_TRY IT_. Reproduce the following data exactly, minus any images.
╭─ SOURCE MATERIAL
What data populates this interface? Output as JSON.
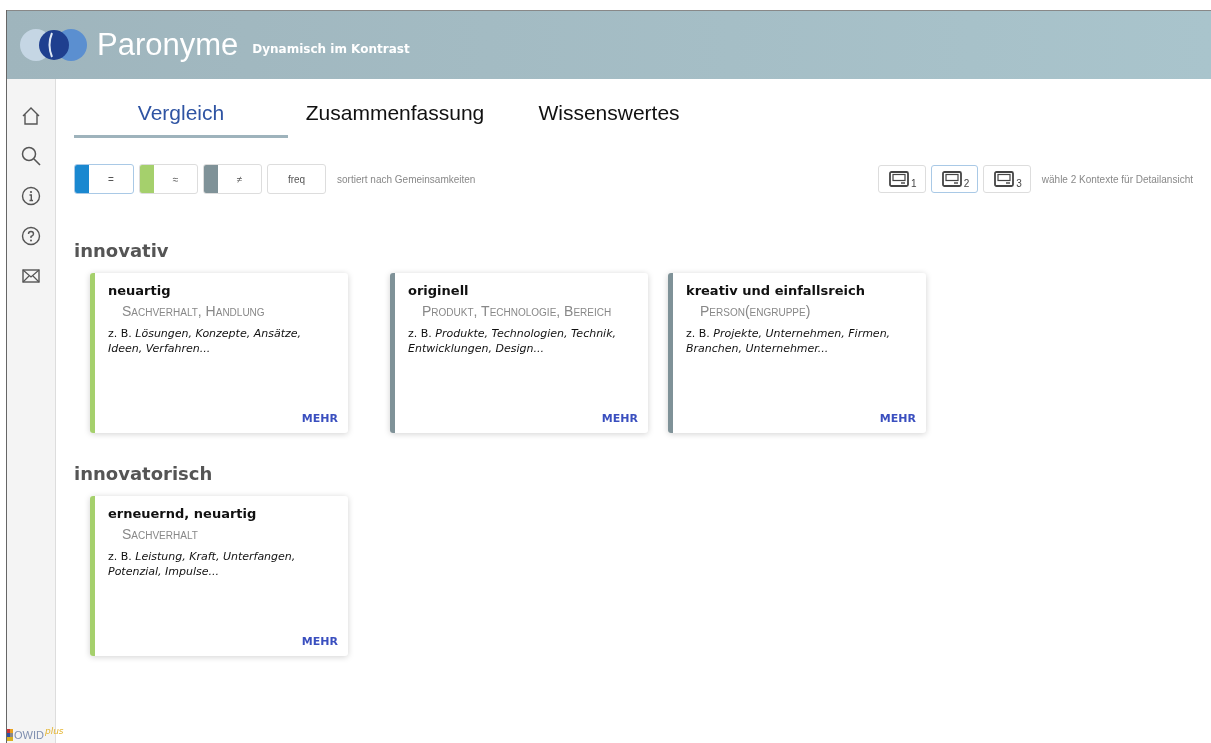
{
  "header": {
    "title": "Paronyme",
    "subtitle": "Dynamisch im Kontrast"
  },
  "sidebar": {
    "items": [
      {
        "kind": "home"
      },
      {
        "kind": "search"
      },
      {
        "kind": "info"
      },
      {
        "kind": "help"
      },
      {
        "kind": "mail"
      }
    ]
  },
  "tabs": [
    {
      "label": "Vergleich",
      "selected": true
    },
    {
      "label": "Zusammenfassung",
      "selected": false
    },
    {
      "label": "Wissenswertes",
      "selected": false
    }
  ],
  "filters": [
    {
      "label": "=",
      "color": "#1a88d0",
      "selected": true
    },
    {
      "label": "≈",
      "color": "#a5d06c",
      "selected": false
    },
    {
      "label": "≠",
      "color": "#7f9298",
      "selected": false
    },
    {
      "label": "freq",
      "selected": false
    }
  ],
  "sort_hint": "sortiert nach Gemeinsamkeiten",
  "contexts": [
    {
      "label": "1",
      "selected": false
    },
    {
      "label": "2",
      "selected": true
    },
    {
      "label": "3",
      "selected": false
    }
  ],
  "context_hint": "wähle 2 Kontexte für Detailansicht",
  "sections": [
    {
      "heading": "innovativ",
      "cards": [
        {
          "title": "neuartig",
          "category": "Sachverhalt, Handlung",
          "examples": "z. B. *Lösungen, Konzepte, Ansätze, Ideen, Verfahren...*",
          "link": "MEHR",
          "color": "#a5d06c"
        },
        {
          "title": "originell",
          "category": "Produkt, Technologie, Bereich",
          "examples": "z. B. *Produkte, Technologien, Technik, Entwicklungen, Design...*",
          "link": "MEHR",
          "color": "#7f9298"
        },
        {
          "title": "kreativ und einfallsreich",
          "category": "Person(engruppe)",
          "examples": "z. B. *Projekte, Unternehmen, Firmen, Branchen, Unternehmer...*",
          "link": "MEHR",
          "color": "#7f9298"
        }
      ]
    },
    {
      "heading": "innovatorisch",
      "cards": [
        {
          "title": "erneuernd, neuartig",
          "category": "Sachverhalt",
          "examples": "z. B. *Leistung, Kraft, Unterfangen, Potenzial, Impulse...*",
          "link": "MEHR",
          "color": "#a5d06c"
        }
      ]
    }
  ],
  "footer_logo": {
    "name": "OWID",
    "suffix": "plus"
  }
}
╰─
_TASK RESPONSE_.
What data populates this interface? Output as JSON.
{
  "header": {
    "title": "Paronyme",
    "subtitle": "Dynamisch im Kontrast"
  },
  "sidebar": {
    "items": [
      {
        "kind": "home"
      },
      {
        "kind": "search"
      },
      {
        "kind": "info"
      },
      {
        "kind": "help"
      },
      {
        "kind": "mail"
      }
    ]
  },
  "tabs": [
    {
      "label": "Vergleich",
      "selected": true
    },
    {
      "label": "Zusammenfassung",
      "selected": false
    },
    {
      "label": "Wissenswertes",
      "selected": false
    }
  ],
  "filters": [
    {
      "label": "=",
      "color": "#1a88d0",
      "selected": true
    },
    {
      "label": "≈",
      "color": "#a5d06c",
      "selected": false
    },
    {
      "label": "≠",
      "color": "#7f9298",
      "selected": false
    },
    {
      "label": "freq",
      "selected": false
    }
  ],
  "sort_hint": "sortiert nach Gemeinsamkeiten",
  "contexts": [
    {
      "label": "1",
      "selected": false
    },
    {
      "label": "2",
      "selected": true
    },
    {
      "label": "3",
      "selected": false
    }
  ],
  "context_hint": "wähle 2 Kontexte für Detailansicht",
  "sections": [
    {
      "heading": "innovativ",
      "cards": [
        {
          "title": "neuartig",
          "category": "Sachverhalt, Handlung",
          "examples": "z. B. *Lösungen, Konzepte, Ansätze, Ideen, Verfahren...*",
          "link": "MEHR",
          "color": "#a5d06c"
        },
        {
          "title": "originell",
          "category": "Produkt, Technologie, Bereich",
          "examples": "z. B. *Produkte, Technologien, Technik, Entwicklungen, Design...*",
          "link": "MEHR",
          "color": "#7f9298"
        },
        {
          "title": "kreativ und einfallsreich",
          "category": "Person(engruppe)",
          "examples": "z. B. *Projekte, Unternehmen, Firmen, Branchen, Unternehmer...*",
          "link": "MEHR",
          "color": "#7f9298"
        }
      ]
    },
    {
      "heading": "innovatorisch",
      "cards": [
        {
          "title": "erneuernd, neuartig",
          "category": "Sachverhalt",
          "examples": "z. B. *Leistung, Kraft, Unterfangen, Potenzial, Impulse...*",
          "link": "MEHR",
          "color": "#a5d06c"
        }
      ]
    }
  ],
  "footer_logo": {
    "name": "OWID",
    "suffix": "plus"
  }
}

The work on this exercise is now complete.